Friday, September 14, 2018 — Poster Session V

12:00 p.m. – 1:30 p.m.
FAES Terrace


  • M Quiñones
  • D Liou
  • C Shyu
  • L Kim
  • D Hurt
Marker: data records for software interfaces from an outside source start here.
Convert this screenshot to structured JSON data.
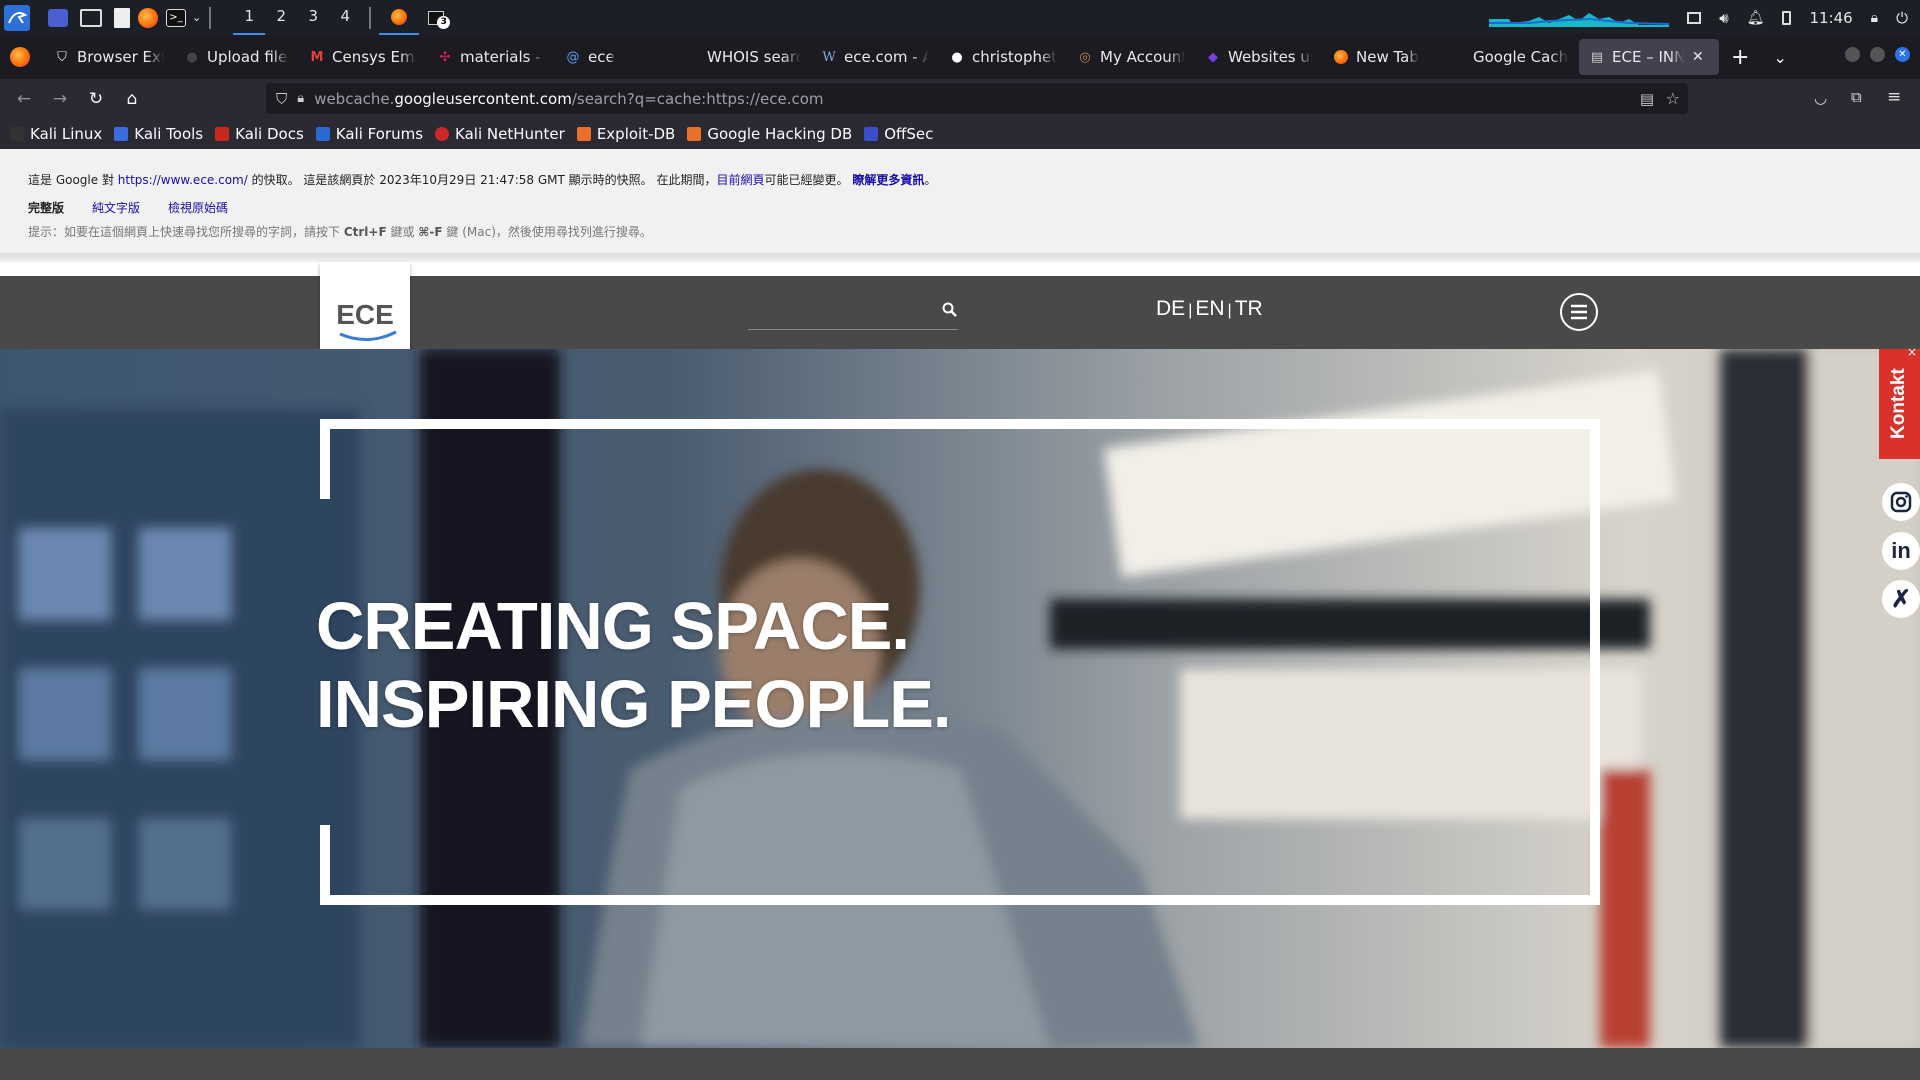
{
  "taskbar": {
    "workspaces": [
      "1",
      "2",
      "3",
      "4"
    ],
    "active_workspace": "1",
    "terminal_badge": "3",
    "clock": "11:46"
  },
  "tabs": [
    {
      "label": "Browser Exte",
      "icon": "shield-icon"
    },
    {
      "label": "Upload files",
      "icon": "github-icon"
    },
    {
      "label": "Censys Email",
      "icon": "gmail-icon"
    },
    {
      "label": "materials - N",
      "icon": "slack-icon"
    },
    {
      "label": "ece",
      "icon": "at-icon"
    },
    {
      "label": "WHOIS search r",
      "icon": "none"
    },
    {
      "label": "ece.com - Ar",
      "icon": "wikipedia-icon"
    },
    {
      "label": "christophetd/",
      "icon": "github-icon"
    },
    {
      "label": "My Account -",
      "icon": "account-icon"
    },
    {
      "label": "Websites usi",
      "icon": "diamond-icon"
    },
    {
      "label": "New Tab",
      "icon": "firefox-icon"
    },
    {
      "label": "Google Cached",
      "icon": "none"
    },
    {
      "label": "ECE – INN",
      "icon": "page-icon",
      "active": true
    }
  ],
  "url": {
    "prefix": "webcache.",
    "domain": "googleusercontent.com",
    "path": "/search?q=cache:https://ece.com"
  },
  "bookmarks": [
    "Kali Linux",
    "Kali Tools",
    "Kali Docs",
    "Kali Forums",
    "Kali NetHunter",
    "Exploit-DB",
    "Google Hacking DB",
    "OffSec"
  ],
  "cache_notice": {
    "t1": "這是 Google 對 ",
    "link1": "https://www.ece.com/",
    "t2": " 的快取。 這是該網頁於 2023年10月29日 21:47:58 GMT 顯示時的快照。 在此期間，",
    "link2": "目前網頁",
    "t3": "可能已經變更。 ",
    "link3": "瞭解更多資訊",
    "t4": "。",
    "full_version": "完整版",
    "text_only": "純文字版",
    "view_source": "檢視原始碼",
    "tip_prefix": "提示：如要在這個網頁上快速尋找您所搜尋的字詞，請按下 ",
    "tip_key1": "Ctrl+F",
    "tip_mid": " 鍵或 ",
    "tip_key2": "⌘-F",
    "tip_suffix": " 鍵 (Mac)，然後使用尋找列進行搜尋。"
  },
  "site": {
    "logo": "ECE",
    "lang_de": "DE",
    "lang_en": "EN",
    "lang_tr": "TR",
    "pipe": "|",
    "headline_1": "CREATING SPACE.",
    "headline_2": "INSPIRING PEOPLE.",
    "kontakt": "Kontakt",
    "kontakt_close": "×"
  }
}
​Science involves the action of collecting, analyzing, publishing, reproducing, critiquing and reusing data. While the concept of "Open science" began in the 17th century with the academic journal, modern era researchers have encountered numerous challenges for sharing data associated with their research. Dissemination of data is crucial for accelerating research by facilitating integration and enhancing reproducibility. In order to promote robust data sharing, on 2015, the NIH established the Genomic Data Sharing (GDS) policy, which requires responsible data sharing prior to publication of a manuscript. NIH researchers are encouraged to upload their sequencing files to the NCBI SRA repository, which in turn stores and shares the files with the greater scientific community. The public datafiles are of no value unless accompanied by proper annotations such as tissue source, host or sequencing method. Unfortunately, most researchers still find the conventional annotation and metadata publishing processes very cumbersome. To overcome these challenges, our team adapted METAGENOTE, a tool originally designed for microbiome samples, to also include tables that allow annotation of any type of genomic samples with associated sequencing files. The user will be able to add custom annotations or use vocabulary from the integrated ontologies recommended by NCBI templates. After annotating samples, the user will upload by "drag and drop" all sequencing files to METAGENOTE and at the end the creation of BioProject, BioSamples and SRA Experiments will be automated. METAGENOTE is a robust system that allows sharing of data with detailed metadata needed for discovery through comparative analyses. Visit

Category: Computational Biology